INSTRUCTIONS TO FOLLOW: Report each line of the entries below that includes "this".

ENTRIES SHOWN:
========

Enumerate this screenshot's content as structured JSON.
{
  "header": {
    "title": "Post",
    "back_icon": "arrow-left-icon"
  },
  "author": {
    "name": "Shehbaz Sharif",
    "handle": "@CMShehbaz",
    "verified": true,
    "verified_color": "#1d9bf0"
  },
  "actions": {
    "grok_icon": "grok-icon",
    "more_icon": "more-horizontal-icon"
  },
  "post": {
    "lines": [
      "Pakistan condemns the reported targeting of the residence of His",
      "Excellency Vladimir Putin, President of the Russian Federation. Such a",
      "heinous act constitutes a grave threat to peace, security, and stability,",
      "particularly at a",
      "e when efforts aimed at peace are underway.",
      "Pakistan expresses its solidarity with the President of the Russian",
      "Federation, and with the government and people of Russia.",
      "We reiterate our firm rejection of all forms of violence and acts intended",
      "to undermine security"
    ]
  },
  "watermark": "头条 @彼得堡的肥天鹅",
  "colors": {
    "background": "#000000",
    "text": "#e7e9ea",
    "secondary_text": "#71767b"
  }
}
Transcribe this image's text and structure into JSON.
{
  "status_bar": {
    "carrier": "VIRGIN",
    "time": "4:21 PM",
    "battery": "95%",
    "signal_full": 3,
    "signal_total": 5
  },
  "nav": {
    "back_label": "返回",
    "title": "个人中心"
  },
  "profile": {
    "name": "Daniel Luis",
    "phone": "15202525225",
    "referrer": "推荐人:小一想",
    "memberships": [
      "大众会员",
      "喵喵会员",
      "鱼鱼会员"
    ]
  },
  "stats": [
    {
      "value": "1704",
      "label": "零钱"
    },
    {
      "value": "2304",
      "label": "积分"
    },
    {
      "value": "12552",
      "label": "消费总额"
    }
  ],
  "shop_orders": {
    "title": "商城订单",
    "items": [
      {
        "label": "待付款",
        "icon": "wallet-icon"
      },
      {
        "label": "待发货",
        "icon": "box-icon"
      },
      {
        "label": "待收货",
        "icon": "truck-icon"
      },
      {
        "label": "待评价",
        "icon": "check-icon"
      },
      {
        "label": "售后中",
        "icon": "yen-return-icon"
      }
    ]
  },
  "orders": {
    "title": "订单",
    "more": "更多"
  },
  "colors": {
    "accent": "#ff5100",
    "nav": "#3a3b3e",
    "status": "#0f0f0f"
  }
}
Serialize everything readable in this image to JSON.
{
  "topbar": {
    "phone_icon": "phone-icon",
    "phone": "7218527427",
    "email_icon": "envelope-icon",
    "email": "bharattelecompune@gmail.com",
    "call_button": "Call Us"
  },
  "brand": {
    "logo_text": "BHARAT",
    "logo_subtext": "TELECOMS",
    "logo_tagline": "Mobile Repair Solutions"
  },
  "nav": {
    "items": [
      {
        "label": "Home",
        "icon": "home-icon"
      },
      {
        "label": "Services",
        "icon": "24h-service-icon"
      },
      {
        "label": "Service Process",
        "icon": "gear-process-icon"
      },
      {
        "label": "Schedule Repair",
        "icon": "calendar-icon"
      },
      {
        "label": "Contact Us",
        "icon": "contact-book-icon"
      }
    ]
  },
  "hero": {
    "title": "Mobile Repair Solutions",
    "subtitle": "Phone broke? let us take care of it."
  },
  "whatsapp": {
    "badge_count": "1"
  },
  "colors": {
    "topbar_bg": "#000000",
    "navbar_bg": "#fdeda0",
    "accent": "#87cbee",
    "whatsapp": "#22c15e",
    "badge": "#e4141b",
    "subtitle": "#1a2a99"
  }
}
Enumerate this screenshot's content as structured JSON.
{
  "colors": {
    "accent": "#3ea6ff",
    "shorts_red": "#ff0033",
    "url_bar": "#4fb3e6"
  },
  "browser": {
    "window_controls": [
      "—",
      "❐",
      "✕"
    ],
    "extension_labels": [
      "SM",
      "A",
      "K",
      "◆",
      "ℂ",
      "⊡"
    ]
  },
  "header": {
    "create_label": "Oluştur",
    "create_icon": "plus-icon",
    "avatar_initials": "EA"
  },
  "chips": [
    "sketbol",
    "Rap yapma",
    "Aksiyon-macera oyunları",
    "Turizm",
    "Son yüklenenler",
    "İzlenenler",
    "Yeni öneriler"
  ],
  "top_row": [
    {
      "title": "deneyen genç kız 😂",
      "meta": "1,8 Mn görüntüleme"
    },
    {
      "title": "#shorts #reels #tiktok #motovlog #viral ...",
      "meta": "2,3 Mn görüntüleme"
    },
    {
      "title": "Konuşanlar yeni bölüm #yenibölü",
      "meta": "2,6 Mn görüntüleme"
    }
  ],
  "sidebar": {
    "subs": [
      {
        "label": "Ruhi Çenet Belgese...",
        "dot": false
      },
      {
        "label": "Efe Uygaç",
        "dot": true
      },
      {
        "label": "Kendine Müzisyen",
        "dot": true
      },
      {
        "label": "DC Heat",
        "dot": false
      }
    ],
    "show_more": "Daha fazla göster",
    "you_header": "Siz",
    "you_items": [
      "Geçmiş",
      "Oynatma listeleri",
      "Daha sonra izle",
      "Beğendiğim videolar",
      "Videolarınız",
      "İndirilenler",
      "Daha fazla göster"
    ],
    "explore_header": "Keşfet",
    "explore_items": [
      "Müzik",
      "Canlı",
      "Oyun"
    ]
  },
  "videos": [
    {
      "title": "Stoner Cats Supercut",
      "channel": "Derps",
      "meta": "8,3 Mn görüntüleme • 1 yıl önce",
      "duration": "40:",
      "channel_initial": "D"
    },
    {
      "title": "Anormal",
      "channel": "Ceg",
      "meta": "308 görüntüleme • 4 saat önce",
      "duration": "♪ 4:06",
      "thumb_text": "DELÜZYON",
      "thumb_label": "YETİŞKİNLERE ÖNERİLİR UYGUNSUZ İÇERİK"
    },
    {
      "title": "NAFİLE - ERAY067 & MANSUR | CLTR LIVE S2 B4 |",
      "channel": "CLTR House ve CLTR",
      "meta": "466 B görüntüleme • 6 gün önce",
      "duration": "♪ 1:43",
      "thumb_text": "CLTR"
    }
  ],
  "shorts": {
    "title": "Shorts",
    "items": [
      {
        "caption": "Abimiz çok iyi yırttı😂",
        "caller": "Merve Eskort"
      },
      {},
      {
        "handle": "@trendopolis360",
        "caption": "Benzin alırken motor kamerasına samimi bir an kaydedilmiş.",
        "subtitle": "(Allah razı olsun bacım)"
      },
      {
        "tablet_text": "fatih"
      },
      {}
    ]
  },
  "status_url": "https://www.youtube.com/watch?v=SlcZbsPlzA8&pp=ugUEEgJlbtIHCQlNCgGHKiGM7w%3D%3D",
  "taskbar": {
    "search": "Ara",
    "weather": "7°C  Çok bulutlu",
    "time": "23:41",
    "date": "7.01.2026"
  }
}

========

SOLUTION:
Enumerate this screenshot's content as structured JSON.
Transcribe this image's text and structure into JSON.
Serialize everything readable in this image to JSON.
Enumerate this screenshot's content as structured JSON.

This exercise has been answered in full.